How do you feel your artistic sensibilities have progressed as you’ve grown up?
Dan: The kinds of music that you love ebb and flow - when I was younger I was obsessed with films, but now I think I’m probably more obsessed with music. I used to pore over film, rewatch them time and time again, but that’s what you do as a teenager. I guess now I’m much more experienced as a musician and an artist.
Do you have any modern filmmakers you enjoy watching or following the work of particularly?
Woody: It’s a bit of a cliched obvious answer but I always enjoy Tarantino films. It’s like saying “I like the Beatles” - everybody likes Tarantino films

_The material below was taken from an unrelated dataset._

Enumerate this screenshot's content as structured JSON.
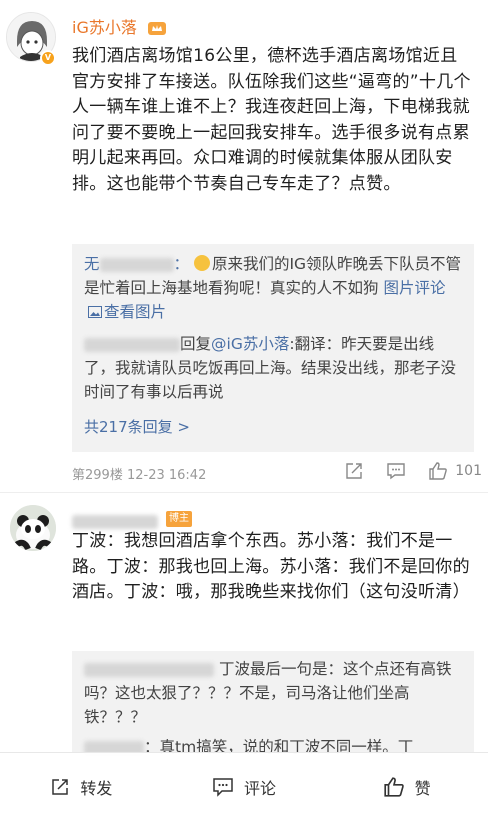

Dan: But he’s exciting. He’s like a proper living auteur and you don’t know what he’s going to do next, like the Coen brothers - you’re genuinely interested to see their work. Or, the guy who did Grand Budapest Hotel - Wes Anderson! You always wanna see what he does next. It’s those people who like - a bit like with music - where whatever they put out, they will very much have their own standpoint. And regardless of whether or not you love it, you’ll give it the time of day just to see what direction they go in.
Woody: Also, with Wes Anderson, there’s so much depth. You can see the films two or three times and there’s so many little subtle jokes or gags you didn’t pick up on the first time
Will: Steve McQueen’s amazing. He’s another. Shame is one of my favourite films; first time I went to see it, it ended and everyone was like “whoah”. There was total silence - it’s one of those films where you spend the next four hours thinking about it. All of his films actually.
Dan: They floor you
Will: Exactly, they floor you. It was a genius move to have Michael Fassbender in every film, that’s obviously going to do well.
Dan: I like those relationships though
Will: It’s like Tarantino and Samuel L Jackson
Dan: But I love with Tarantino that he flirts with that idea that all his films exist in this slightly weird parallel world, one where Uma Thurman can take her samurai sword on the plane with her, just tucked into her seat. Or in fact I think the plane seats had holsters for the samurai swords. Perfect.
What do you think your message is or do you think you have a message to young people or people in general?
Will: Recycle (hearty agreement by the others)
Dan: A message? I dunno. I think we very much just make music and make songs and make videos and stuff that we want people to interpret as they want. It’s not our job to impose our beliefs on anybody else. I think as people we have very strong views and opinions on things but it’s a real fine line to tread - this platform, however big or small, that we’ve made for ourselves, to just not take advantage of it, or take the piss… In this album we sort of gesture to things, but we very much just want whoever listening to into kind of bring what they think to it and interpret it how they want.
Woody: I guess I’d kind of like to be able to tell my younger self that the older you get the less you care what people think about you - just live your life, do what you wanna do, don’t spend your time worrying about it. So that.
More about: Bastille